This isn't the wealthiest metropolitan region in America, nor the fastest-growing.
Our national ranking in terms of income, education, culture and technological altitude is debatable.
But there's one area in which the Philadelphia region is evidently way out in front of the pack, with only a handful of other metros for company:
We've got some of the tightest zoning in the land.
According to a new Wharton School study, the cities, towns and boroughs in this region regulate development more strictly, on average, than the vast majority of American communities.
Builders and developers here must spend more time, obtain more approvals, and jump through more bureaucratic hoops than almost anywhere else in the country, say the study's authors, Wharton professors Joseph Gyourko and Anita Summers.
Their survey found that only around Boston and Providence, R.I., are zoning regulations more stringent, on average, than they are here. Among other major metropolitan areas, only San Francisco and Seattle are in a class with Philadelphia.

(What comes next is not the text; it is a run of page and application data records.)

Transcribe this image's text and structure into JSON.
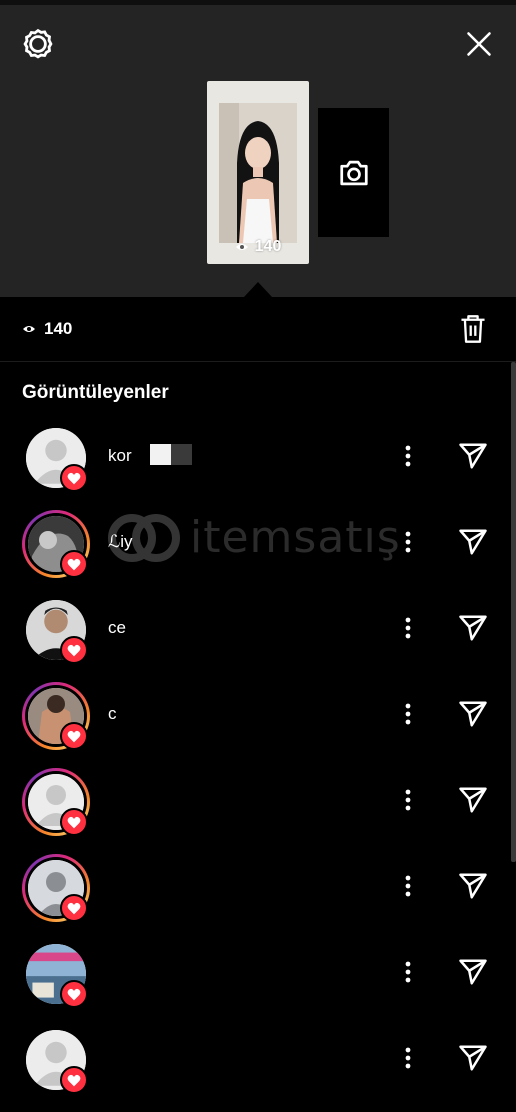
{
  "header": {
    "settings_icon": "gear-icon",
    "close_icon": "close-icon"
  },
  "story": {
    "views_count": "140",
    "camera_icon": "camera-icon"
  },
  "stats": {
    "views_count": "140",
    "delete_icon": "trash-icon"
  },
  "viewers_title": "Görüntüleyenler",
  "viewers": [
    {
      "username": "kor",
      "avatar": "default",
      "ring": false,
      "liked": true
    },
    {
      "username": "ℒiy",
      "avatar": "photo",
      "ring": true,
      "liked": true
    },
    {
      "username": "ce",
      "avatar": "photo",
      "ring": false,
      "liked": true
    },
    {
      "username": "c",
      "avatar": "photo",
      "ring": true,
      "liked": true
    },
    {
      "username": "",
      "avatar": "default",
      "ring": true,
      "liked": true
    },
    {
      "username": "",
      "avatar": "photo",
      "ring": true,
      "liked": true
    },
    {
      "username": "",
      "avatar": "photo",
      "ring": false,
      "liked": true
    },
    {
      "username": "",
      "avatar": "default",
      "ring": false,
      "liked": true
    }
  ],
  "watermark": {
    "text": "itemsatış"
  },
  "colors": {
    "heart": "#ff3040",
    "ring_start": "#f58529",
    "ring_end": "#dd2a7b",
    "top_bg": "#242424"
  }
}
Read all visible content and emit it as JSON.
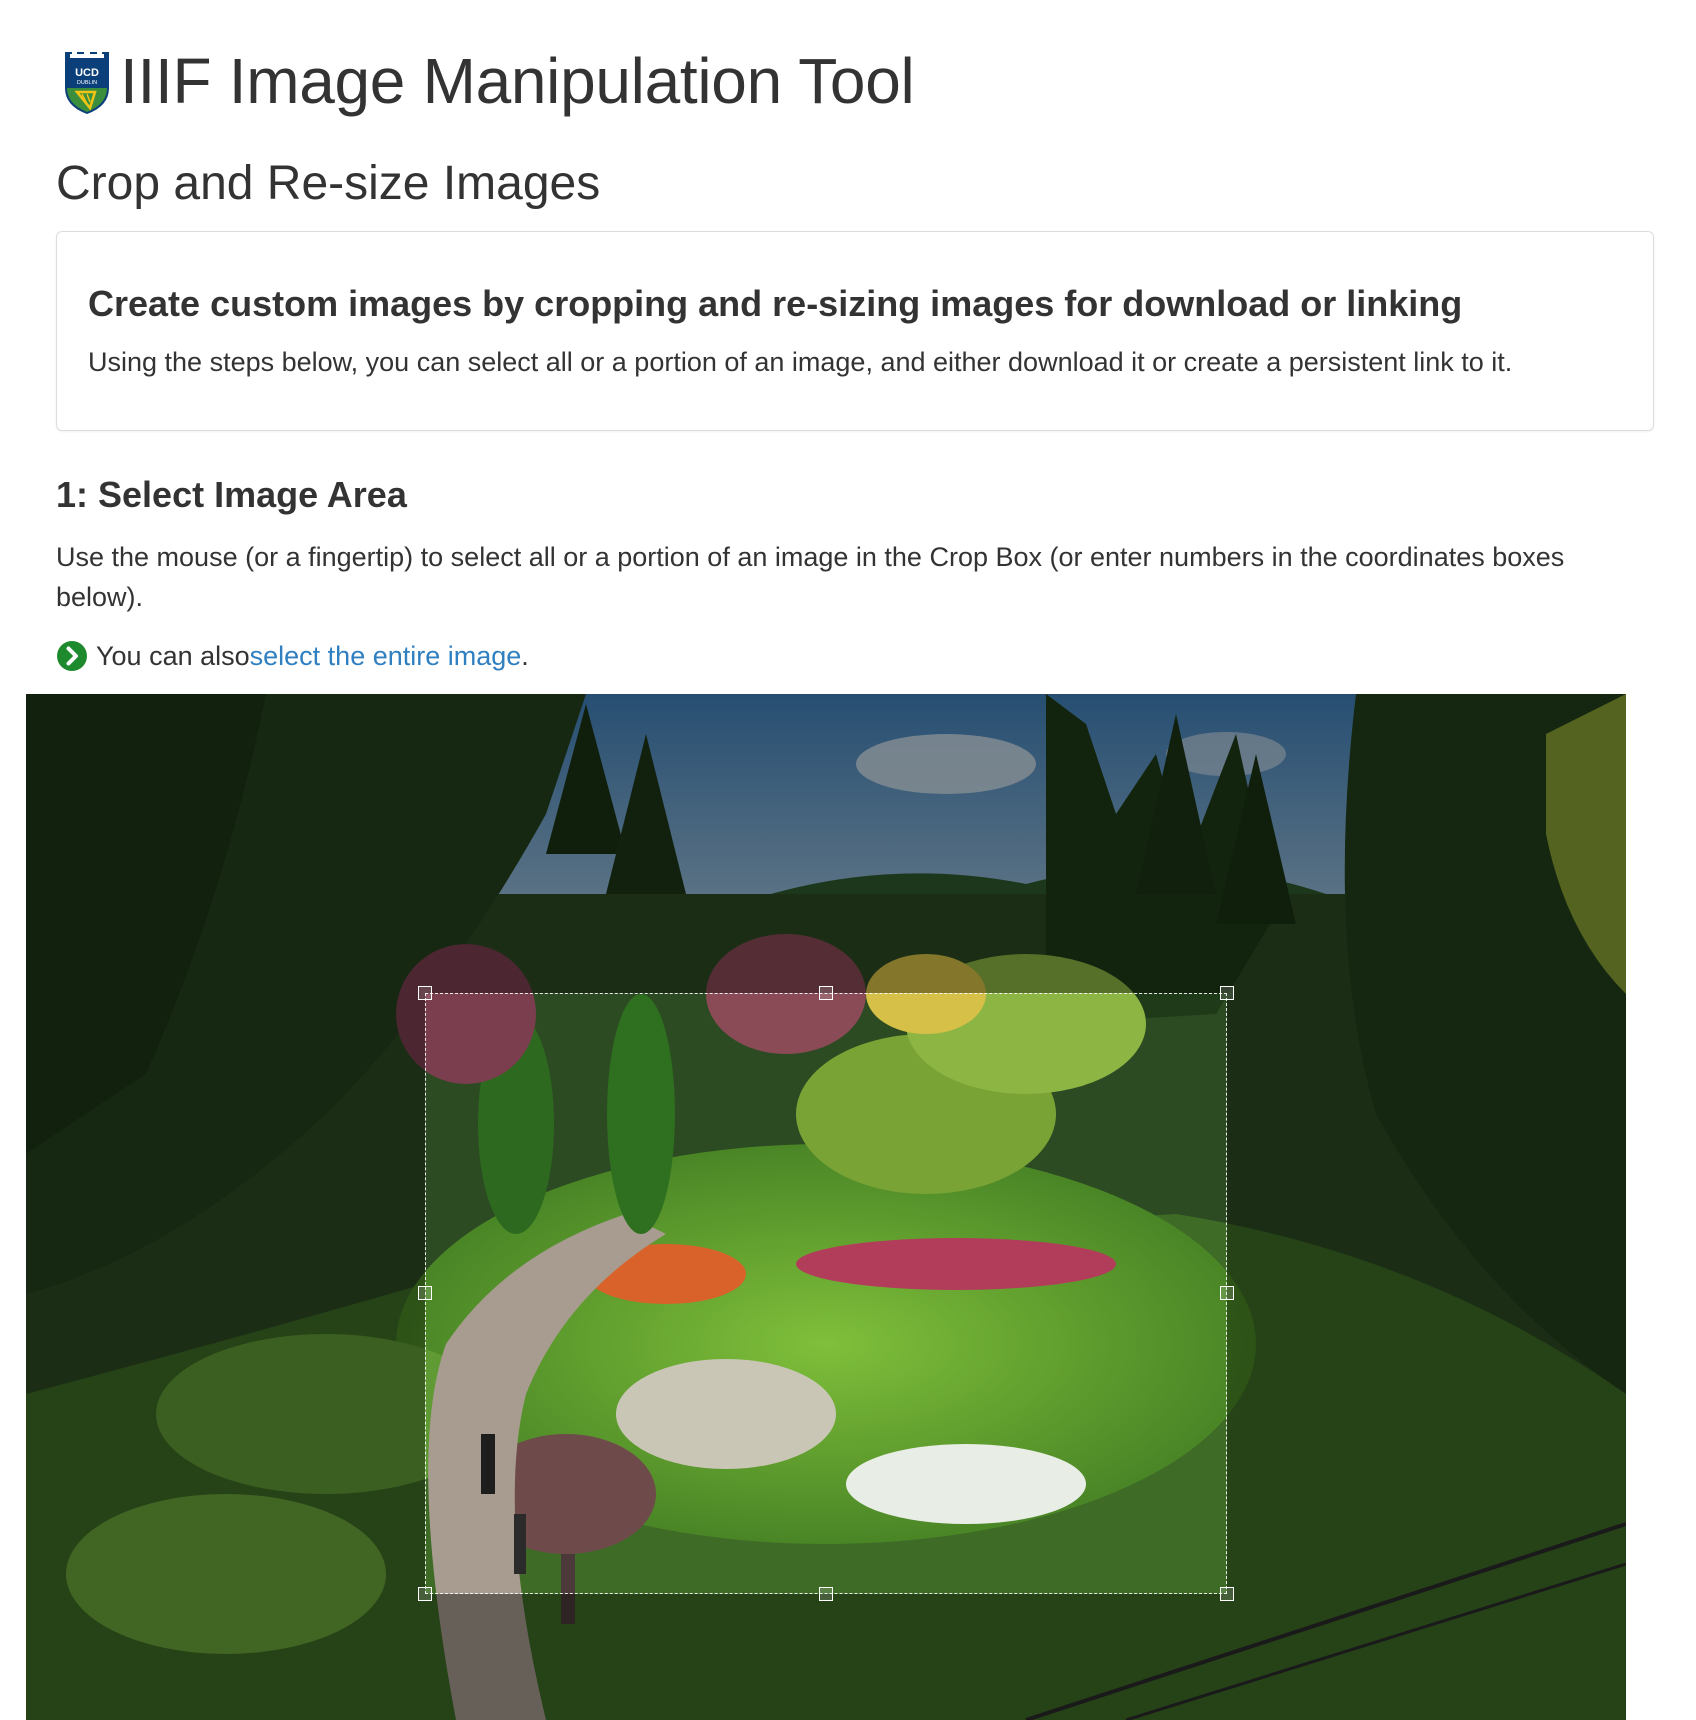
{
  "header": {
    "logo_icon": "ucd-crest-icon",
    "logo_text_top": "UCD",
    "logo_text_bottom": "DUBLIN",
    "title": "IIIF Image Manipulation Tool"
  },
  "page_title": "Crop and Re-size Images",
  "intro_panel": {
    "heading": "Create custom images by cropping and re-sizing images for download or linking",
    "text": "Using the steps below, you can select all or a portion of an image, and either download it or create a persistent link to it."
  },
  "step1": {
    "heading": "1: Select Image Area",
    "instructions": "Use the mouse (or a fingertip) to select all or a portion of an image in the Crop Box (or enter numbers in the coordinates boxes below).",
    "also_prefix": "You can also ",
    "select_entire_link": "select the entire image",
    "also_suffix": ".",
    "go_icon": "chevron-right-circle-icon"
  },
  "colors": {
    "link": "#2f7fc1",
    "go_icon": "#1e8a2e",
    "text": "#333333"
  }
}
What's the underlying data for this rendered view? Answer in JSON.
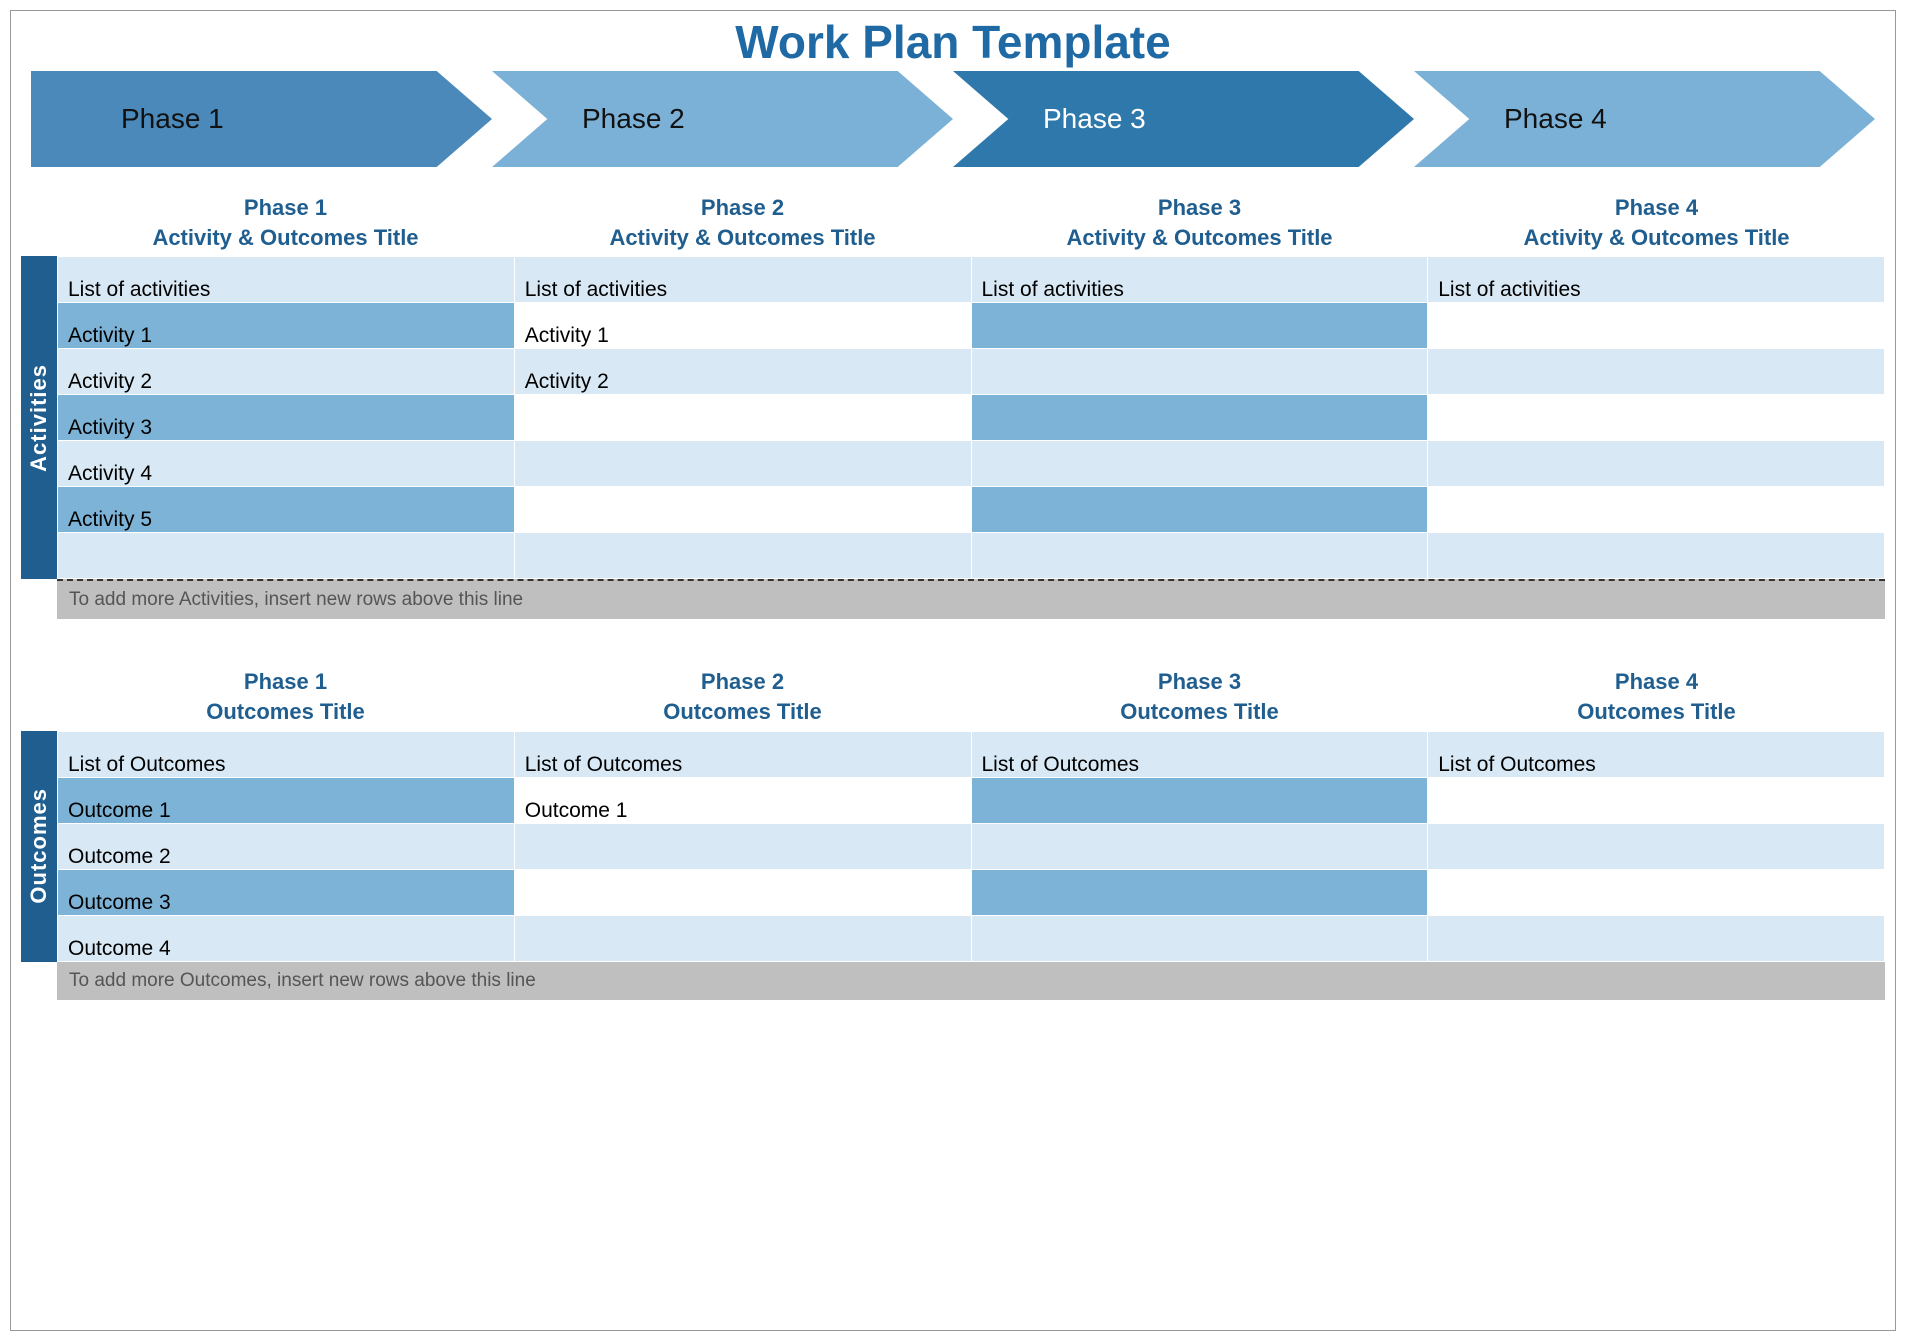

The findings stem from a multiyear project by Wharton's real estate division, which surveyed zoning practices in more than 2,600 towns and cities across the country.
What they found in the Philadelphia region may not surprise anyone who has ever followed a local zoning case.
The process is typically long, convoluted and expensive, with multiple approvals and layers of appeal.
And that's true even if the project conforms to existing zoning rules.
The evidence: The average time it takes for a local board in this area to review a land-use case is double the national average, Summers said.
Why are the rules here so strict? That's a tougher question. Motivations overlap: A community's desire to conserve open space can be hard to separate from racial exclusion, snobbism or simply the pursuit of higher real estate values.
"We don't know to what extent the Gladwynes of the area are protecting their air and water vs. the value of their homes. What we know is they vote for more regulation. That's what they want," Summers said.
Not that regulation is uniform across the region. There are big differences in how aggressively local communities seek to control development.
Some of those differences might surprise you, moreover. For example, it's not the more built-up communities that have the tightest zoning rules - quite the opposite.
In general, the more dense the area, the less rigorous the zoning.
That includes Philadelphia proper, which is studying an overhaul of its zoning code. By Wharton's yardstick, the city is more developer-friendly than most of its suburbs.
"Central cities in general are less regulated by our measure, than the suburbs," Gyourko said. "In many suburbs, you can't get anything through. They just don't want it."
That not-wanted-here attitude has a cost. Regulation increases development costs, making it harder to build - or find - affordable housing.
"Individual communities have an incentive to restrict development," Gyourko said. "When you add up all those restrictions, they can really make housing expensive in a metro area."
The researchers also strongly suspect a link between tight land-use restrictions and regional economic growth.
It's a matter of basic supply and demand, Gyourko said. In Boston or San Francisco, tight land-use regulations coincided with surging demand, as those regions took off during the tech boom of the 1990s. The result: housing prices that soared into the stratosphere.
Philadelphia real estate markets were generally much tamer, but that doesn't mean land-use regulations aren't having an effect, Gyourko said.
Rather than pushing up prices, regulation here could be restraining regional growth. Further studies might prove that's the case, he said.